        The 8th saw a force of about 500, which included men from the 7th and 16th Tennessee Regiments, were sent to Cypress Cotton Mills, also called the Globe Cotton Factory, which was situated on Cypress Creek to keep the road open for some of Nathan Bedford Forrest's forces retiring down the Waterloo Road.
         The 15th saw the Regiment in two with some on one side of Chickamauga Creek and the remainder in the other as a bridge had been washed away after several days of heavy rain.
        The Brigade was sent to Charleston, East Tennessee, on 23 October, to rebuild the bridge over the Hiwassee River, also to guard communication lines between Chattanooga and Knoxville.  They went by way of Tyner Station.  During there time there all was quiet.
        By the 3rd November the Division was at Sweetwater, TN.

     On the 5th November a member of the Regiment was shot and killed by a Union sympathizer.
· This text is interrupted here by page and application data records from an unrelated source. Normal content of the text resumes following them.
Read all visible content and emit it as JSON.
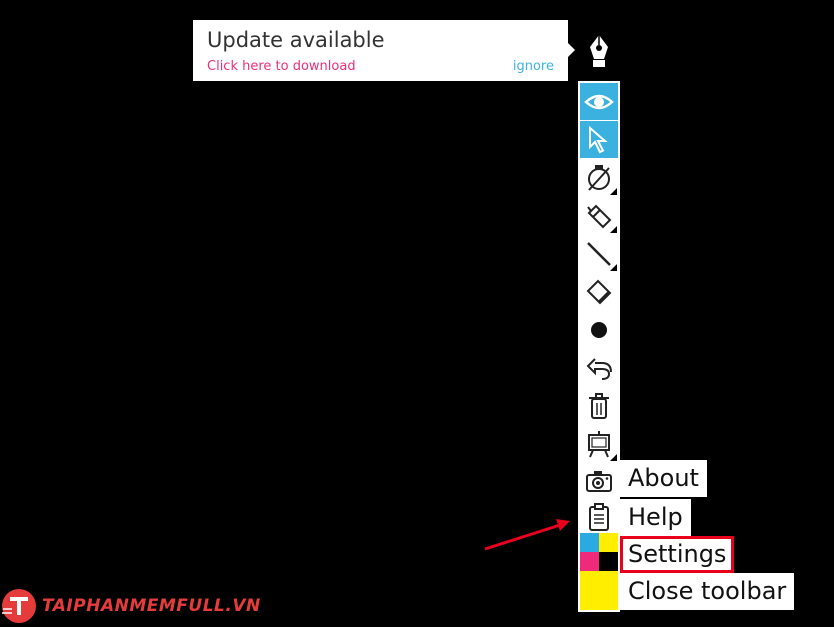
{
  "notification": {
    "title": "Update available",
    "link": "Click here to download",
    "ignore": "ignore"
  },
  "app_icon": "fountain-pen-icon",
  "toolbar": {
    "tools": [
      {
        "name": "eye-icon",
        "active": true
      },
      {
        "name": "cursor-icon",
        "active": true
      },
      {
        "name": "pen-off-icon",
        "active": false,
        "submenu": true
      },
      {
        "name": "highlighter-icon",
        "active": false,
        "submenu": true
      },
      {
        "name": "line-icon",
        "active": false,
        "submenu": true
      },
      {
        "name": "eraser-icon",
        "active": false
      },
      {
        "name": "dot-icon",
        "active": false
      },
      {
        "name": "undo-icon",
        "active": false
      },
      {
        "name": "trash-icon",
        "active": false
      },
      {
        "name": "easel-icon",
        "active": false,
        "submenu": true
      },
      {
        "name": "camera-icon",
        "active": false
      },
      {
        "name": "clipboard-icon",
        "active": false
      }
    ],
    "palette_colors": [
      "#29abe2",
      "#ffee00",
      "#ee2a7b",
      "#000000",
      "#ffee00",
      "#ffee00",
      "#ffee00",
      "#ffee00"
    ]
  },
  "menu": {
    "about": "About",
    "help": "Help",
    "settings": "Settings",
    "close": "Close toolbar"
  },
  "watermark": {
    "text": "TAIPHANMEMFULL.VN",
    "color": "#e53b3b"
  },
  "annotation_color": "#e8001c"
}
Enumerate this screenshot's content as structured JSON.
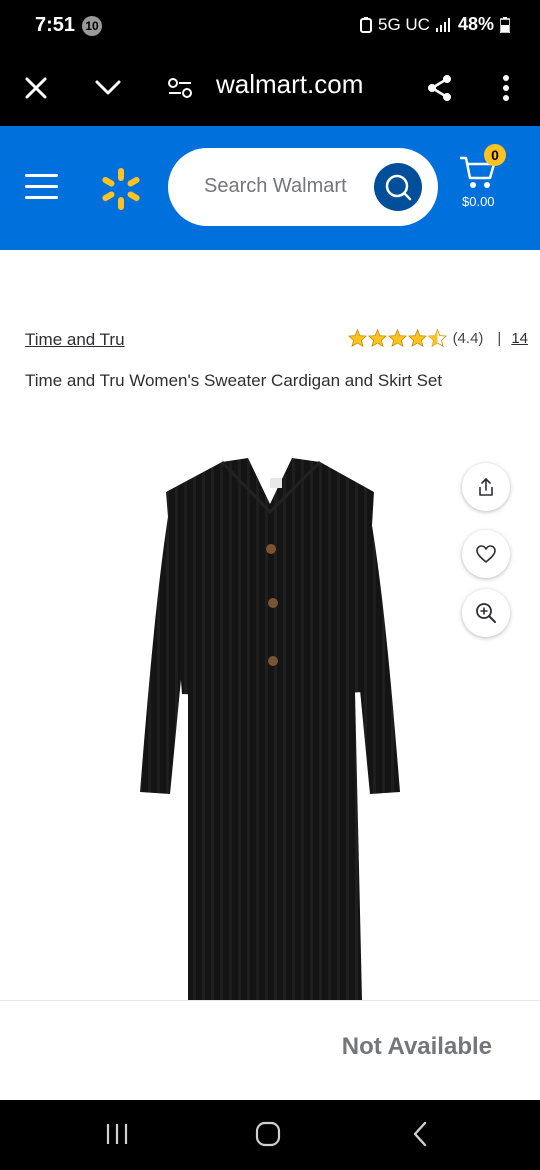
{
  "status_bar": {
    "time": "7:51",
    "notification_count": "10",
    "network": "5G UC",
    "battery": "48%"
  },
  "browser": {
    "url": "walmart.com",
    "icons": [
      "close-icon",
      "chevron-down-icon",
      "site-settings-icon",
      "share-icon",
      "more-vert-icon"
    ]
  },
  "header": {
    "search_placeholder": "Search Walmart",
    "cart_count": "0",
    "cart_total": "$0.00",
    "colors": {
      "brand_blue": "#0071dc",
      "spark_yellow": "#ffc220",
      "search_button": "#004f9a"
    }
  },
  "product": {
    "brand": "Time and Tru",
    "rating_value": "(4.4)",
    "rating_stars": 4.4,
    "review_count": "14",
    "title": "Time and Tru Women's Sweater Cardigan and Skirt Set",
    "image_icons": [
      "share-icon",
      "heart-icon",
      "zoom-in-icon"
    ]
  },
  "availability": {
    "status": "Not Available"
  },
  "nav_bar": {
    "icons": [
      "recent-apps-icon",
      "home-icon",
      "back-icon"
    ]
  }
}
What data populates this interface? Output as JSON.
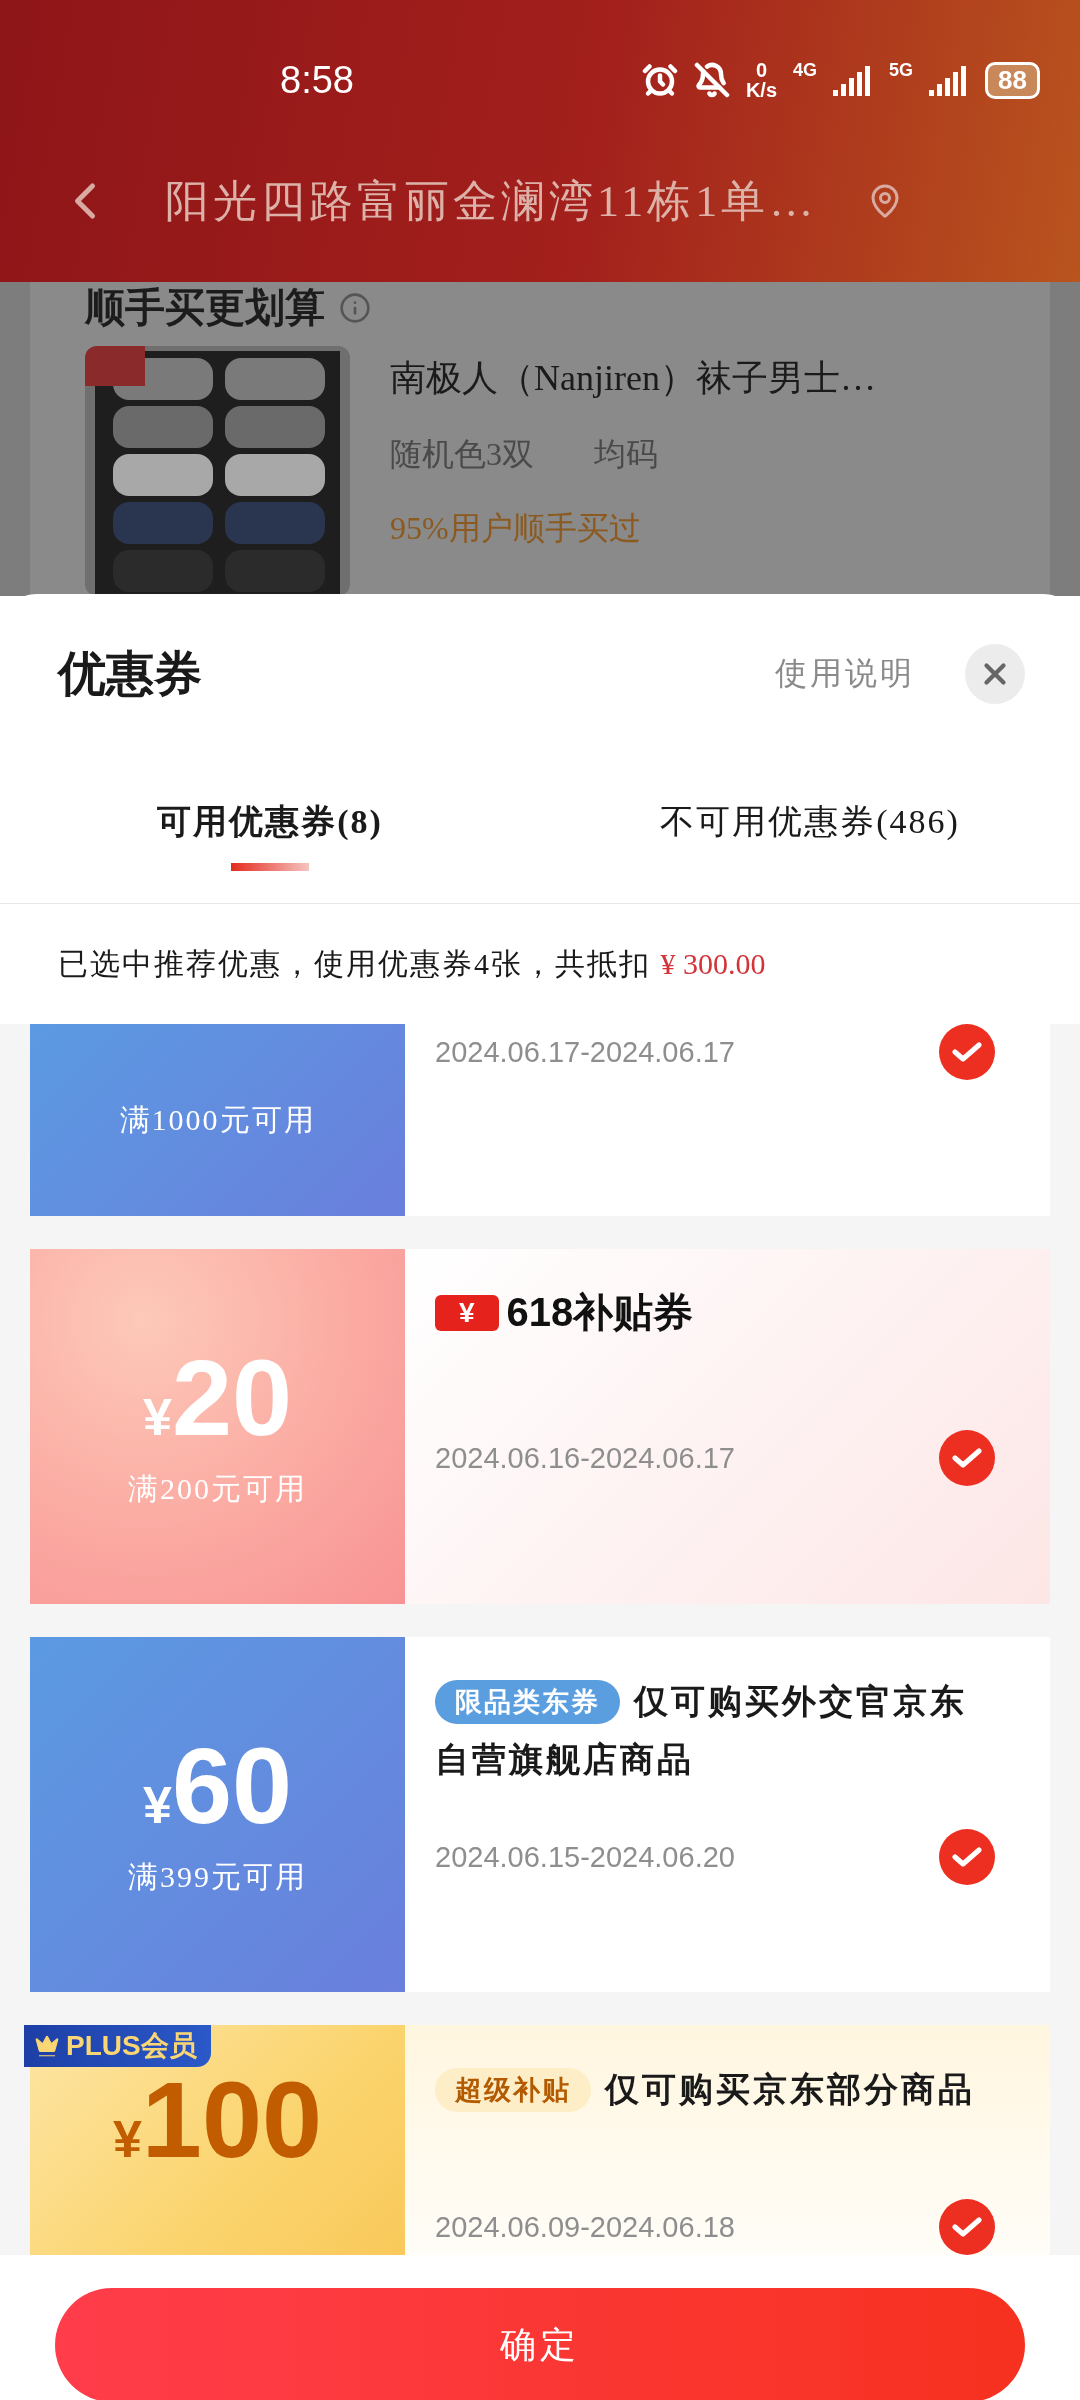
{
  "status_bar": {
    "time": "8:58",
    "speed_value": "0",
    "speed_unit": "K/s",
    "network_1": "4G",
    "network_2": "5G",
    "battery": "88"
  },
  "nav": {
    "address": "阳光四路富丽金澜湾11栋1单…"
  },
  "background_card": {
    "section_title": "顺手买更划算",
    "product": {
      "kind": "picture",
      "title": "南极人（Nanjiren）袜子男士…",
      "spec": "随机色3双",
      "size": "均码",
      "note": "95%用户顺手买过"
    }
  },
  "sheet": {
    "title": "优惠券",
    "help_link": "使用说明",
    "tabs": [
      {
        "label": "可用优惠券(8)",
        "selected": true
      },
      {
        "label": "不可用优惠券(486)",
        "selected": false
      }
    ],
    "summary": "已选中推荐优惠，使用优惠券4张，共抵扣",
    "summary_amount": "¥ 300.00"
  },
  "coupons": [
    {
      "kind": "blue",
      "condition": "满1000元可用",
      "date": "2024.06.17-2024.06.17",
      "checked": true
    },
    {
      "kind": "pink",
      "ticket_label": "¥",
      "title": "618补贴券",
      "currency": "¥",
      "amount": "20",
      "condition": "满200元可用",
      "date": "2024.06.16-2024.06.17",
      "checked": true
    },
    {
      "kind": "blue",
      "tag": {
        "text": "限品类东券",
        "kind": "blue"
      },
      "title": "仅可购买外交官京东",
      "title_continued": "自营旗舰店商品",
      "currency": "¥",
      "amount": "60",
      "condition": "满399元可用",
      "date": "2024.06.15-2024.06.20",
      "checked": true
    },
    {
      "kind": "gold",
      "member_badge": "PLUS会员",
      "tag": {
        "text": "超级补贴",
        "kind": "gold"
      },
      "title": "仅可购买京东部分商品",
      "currency": "¥",
      "amount": "100",
      "date": "2024.06.09-2024.06.18",
      "checked": true
    }
  ],
  "confirm_button": "确定"
}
        With the Federals reinforcing Chattanooga the Brigade, all but the 38th who were left behind, returned to Missionary Ridge, Chattanooga.  On arrival they were assigned to Hardee's Corps.
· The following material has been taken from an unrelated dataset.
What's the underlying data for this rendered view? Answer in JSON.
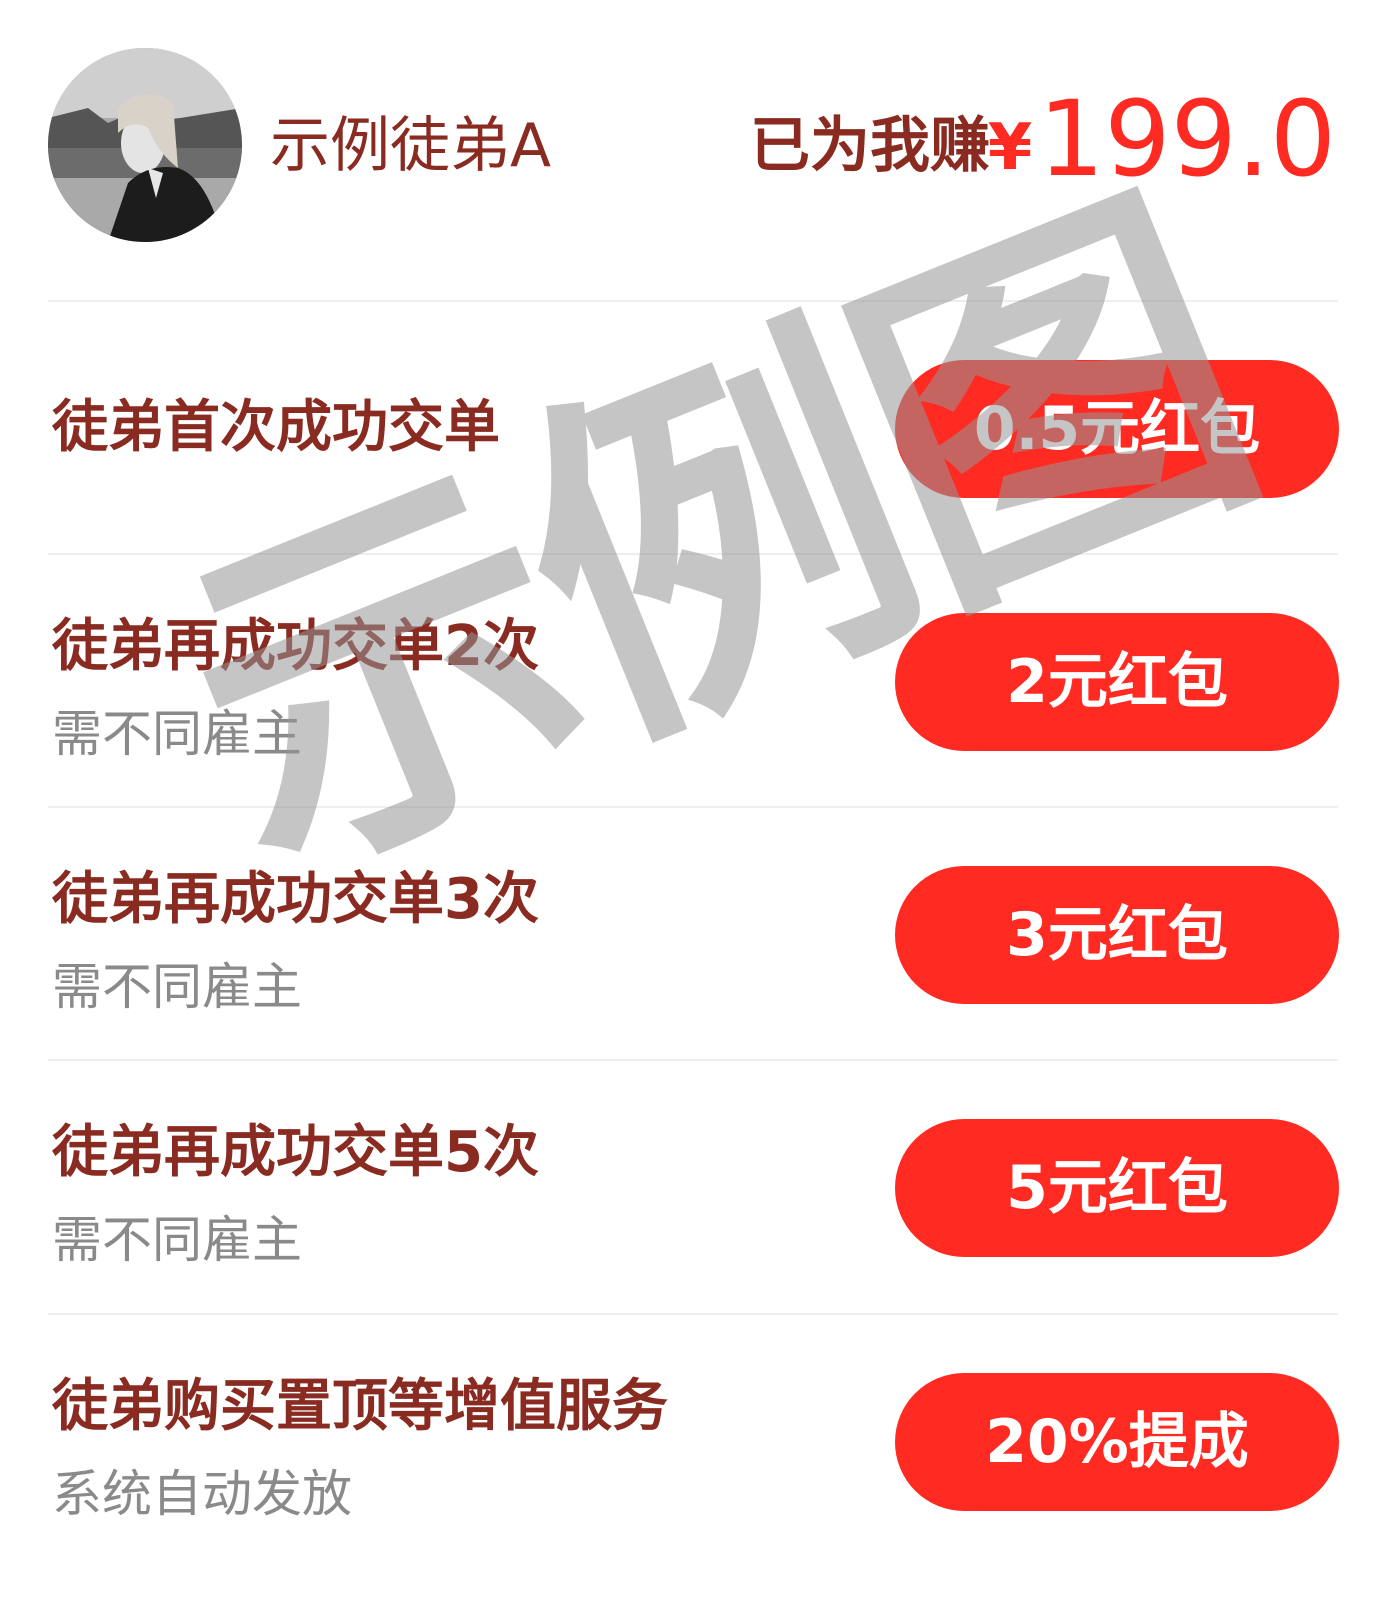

        Later that month they were on detached duty at Charleston, TN.
     Chattanooga (Missionary Ridge), 24-5 November.  On the 24th they were woken at 0200 and on the road at 0300 crossing a ridge and arrived at a crossroad on the main road from 'Clevelin (Cleveland), TN', to Ringold, GA, at daylight.  Here some of the baggage wagons got mired in the mud.  While they were trying to get them moving the few in the rearguard were attacked and made a hasty flight.  When they returned all they could salvage were cooking utensils from what were burned wagons.
     On arrival on the extreme right they marched along the north side of Chickamauga Creek, in column, when 'suddenly, a line of infantry and a masked battery opened fire from across the creek'.  The Regiment took cover behind a rail fence on their immediate right and returned fire.  'After firing a few rounds, we were ordered to fall back'.  This they did falling back onto a hill where then set up their lines but took no further place in the battle.
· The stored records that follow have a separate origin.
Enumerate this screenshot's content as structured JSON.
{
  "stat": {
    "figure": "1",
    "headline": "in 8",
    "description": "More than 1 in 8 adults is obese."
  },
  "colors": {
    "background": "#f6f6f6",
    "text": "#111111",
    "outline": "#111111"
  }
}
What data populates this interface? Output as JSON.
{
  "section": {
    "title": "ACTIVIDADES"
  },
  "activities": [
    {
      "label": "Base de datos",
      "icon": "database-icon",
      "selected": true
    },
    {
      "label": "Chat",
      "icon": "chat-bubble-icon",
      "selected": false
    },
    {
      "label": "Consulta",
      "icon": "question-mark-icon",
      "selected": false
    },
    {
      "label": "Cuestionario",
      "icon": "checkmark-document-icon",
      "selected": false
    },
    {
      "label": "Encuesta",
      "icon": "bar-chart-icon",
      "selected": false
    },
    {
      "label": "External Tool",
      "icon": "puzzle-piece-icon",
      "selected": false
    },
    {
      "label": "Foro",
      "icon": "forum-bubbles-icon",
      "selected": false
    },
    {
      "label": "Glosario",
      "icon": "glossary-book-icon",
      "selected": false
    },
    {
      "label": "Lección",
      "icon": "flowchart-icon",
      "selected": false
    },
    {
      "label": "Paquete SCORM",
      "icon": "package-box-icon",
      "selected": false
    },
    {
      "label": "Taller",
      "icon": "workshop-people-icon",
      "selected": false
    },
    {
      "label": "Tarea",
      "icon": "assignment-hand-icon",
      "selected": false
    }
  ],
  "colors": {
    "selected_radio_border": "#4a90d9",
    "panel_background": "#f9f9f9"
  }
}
        While on Missionary Ridge "the soldiers were starved and almost naked, and covered all over with lice and camp itch and dirt.  The men looked sick, hollow-eyed, and heartbroken, living principally upon parched corn."  During the battle the Regiment had nine casualties.
        On the retreat, late on the 25th, the Regiment were part of the rearguard of the Army and marched south over Shallow Ford then through Chickamauga Station. They marched through Ringgold Gap and arrived at Dalton, GA, on the evening of the 27th.
  The 28th saw them allocated land for an encampment about three miles south-east of Dalton.
     From the 3rd December until the 11th they 'erected little cabins and daubed with mud and made chimneys of wood and clay' for the coming winter.  Some beds were 'composed of some chestnut that we have made we have raised it up off of the ground covered it over with sage grass.'  Remaining here until the early spring and 'had a very quite time.' 
        On the 25th some of the men had acquired some 'sugar, pies, eggs and plenty of other good things too numerous to mention' with these luxuries in houe they invited Company and Regimental officers for a meal.
     A field return, dated 20th December, listed the Regiment listed as having 157 out of 212 fit for duty.  Bragg was replaced as Army Commander by Joseph Eggleston Johnston in mid December.